Swim #23 Venice Biennale
The Venice Biennale is overwhelming, especially day two, at the Arsenale. Day one was at the Giardini, getting off the water bus /vaporetto I looked around for swimmable places. Hyper-real sculpture of bather on a float made it good promising. The lagoon at high tide especially - mental note for later. The water was blue, the sun shone, I wore my new rust-coloured tee shirt, seemed on trend, and appropriate to the decaying location, Venice in general. Was I saying something, making a statement? No, its just a tee-shirt. I was getting into the art-critical frame of mind, anticipating national pavilions and art nationalism, I strode forward. I did not anticipate fog, on this sunny day - fog from the top of the main pavilion, fog as art. This inself is not new - Olafur has used fog as a medium successfully for decades. The fact that I thought of this in all seriousness shows how I was getting into role, striding forward. The fog was conceptual, it turned out, as well as being material, or immaterial, of both. Ten minutes into the Biennale, and things were not what they seemed, what was and what was not what it seemed, was up for grabs. Unless it was all pure thought... You can see the problem - ten minutes in, confusion and uncertainty playing mind-games, with seven hours and fifty minutes to go, including tea break. Talking of which, the cafe was good, not expensive, welcoming even, but far from being an oasis of visual calm - people seemed industrious, even when resting. This was not art as leisure, far from it.

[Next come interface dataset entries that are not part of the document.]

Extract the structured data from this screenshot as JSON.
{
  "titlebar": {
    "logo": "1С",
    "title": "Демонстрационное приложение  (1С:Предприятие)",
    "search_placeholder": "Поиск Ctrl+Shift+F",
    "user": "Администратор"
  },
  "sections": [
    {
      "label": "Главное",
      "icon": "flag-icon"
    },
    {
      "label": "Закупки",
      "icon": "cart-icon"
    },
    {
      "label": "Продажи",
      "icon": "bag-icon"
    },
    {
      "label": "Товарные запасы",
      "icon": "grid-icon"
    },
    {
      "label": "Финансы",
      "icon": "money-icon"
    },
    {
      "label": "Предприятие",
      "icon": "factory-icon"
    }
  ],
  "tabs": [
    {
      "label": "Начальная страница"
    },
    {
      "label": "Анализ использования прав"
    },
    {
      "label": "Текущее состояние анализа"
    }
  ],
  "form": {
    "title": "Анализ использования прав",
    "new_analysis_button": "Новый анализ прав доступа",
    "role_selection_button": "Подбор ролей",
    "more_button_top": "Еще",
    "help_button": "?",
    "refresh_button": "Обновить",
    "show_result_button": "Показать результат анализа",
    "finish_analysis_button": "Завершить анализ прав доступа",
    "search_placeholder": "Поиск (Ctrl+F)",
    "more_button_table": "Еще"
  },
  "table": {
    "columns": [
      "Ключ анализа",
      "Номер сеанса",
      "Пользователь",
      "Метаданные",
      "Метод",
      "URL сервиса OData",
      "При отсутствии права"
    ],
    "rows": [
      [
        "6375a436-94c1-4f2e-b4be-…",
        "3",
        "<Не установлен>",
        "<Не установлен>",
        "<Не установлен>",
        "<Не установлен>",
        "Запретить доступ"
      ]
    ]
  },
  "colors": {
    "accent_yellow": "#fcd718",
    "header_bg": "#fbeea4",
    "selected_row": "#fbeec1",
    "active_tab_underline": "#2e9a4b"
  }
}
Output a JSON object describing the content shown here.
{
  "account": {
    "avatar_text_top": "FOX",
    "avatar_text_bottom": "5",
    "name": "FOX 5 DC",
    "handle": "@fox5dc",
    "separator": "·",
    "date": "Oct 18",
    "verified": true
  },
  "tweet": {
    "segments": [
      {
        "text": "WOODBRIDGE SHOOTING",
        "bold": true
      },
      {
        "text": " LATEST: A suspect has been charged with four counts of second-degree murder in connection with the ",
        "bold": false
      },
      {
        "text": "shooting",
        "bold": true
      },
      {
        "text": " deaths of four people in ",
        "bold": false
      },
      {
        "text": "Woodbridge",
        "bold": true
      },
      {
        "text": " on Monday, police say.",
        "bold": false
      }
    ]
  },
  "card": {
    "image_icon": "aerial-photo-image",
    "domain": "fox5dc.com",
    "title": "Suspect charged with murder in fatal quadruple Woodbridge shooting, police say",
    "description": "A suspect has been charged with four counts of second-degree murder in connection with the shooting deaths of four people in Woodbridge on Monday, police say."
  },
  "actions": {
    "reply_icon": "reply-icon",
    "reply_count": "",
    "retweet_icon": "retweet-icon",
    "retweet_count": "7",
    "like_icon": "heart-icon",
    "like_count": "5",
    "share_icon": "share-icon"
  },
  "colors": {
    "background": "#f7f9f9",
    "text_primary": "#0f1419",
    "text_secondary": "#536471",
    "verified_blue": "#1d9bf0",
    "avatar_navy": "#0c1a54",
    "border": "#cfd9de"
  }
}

The cow on a train track gave some respite (there should always be a cow on a train track -memo to self, bring to mind when under circumstances of circuitous bureaucracy). This is art has purpose. Focusing on art as water, with water, on water was a promising idea, giving a personal thread through a complex maze of current art. Crochet'd coral reefs - check; concrete block with traces of artists struggle with the medium before it set - evocation of getting out at the end of the Dart 10K. The zig-zagging glass line reminiscent of the line of the River Thames, the no-trespassing line which separated art work from art audience, a comment on the state of river swimming in many places - central London, Paris, Krakow. The Cosmo Eggs in the Japanese Pavilion, were just - cosmic - natural boulders on the shore attributed religious meaning. Swimming there would be amazing - memo for the future. The trees growing through the roof of the Scandinavian Pavilion just what I would expect from Scandinavia. There is a water-way through the Biennale site, with a jetty. Swimming here not on, though tempting; at the end of the day I had my Biennale swim, clearing doubt and uncertainty, confusion thrown to the water. As always, water is special and swimming does that, without fail. A swim with the help of a woman from Finland. Can you recognise a swimmer when you see one, even without the obvious props? She was a swimmer; she watched my stuff, and we shared stories of winter-swimming, the perfect sauna, while I dried off on the steps looking across the lagoon. And why Finland does sauna better than anyone else, and a question - 'why not come to Finland for one of your swims?'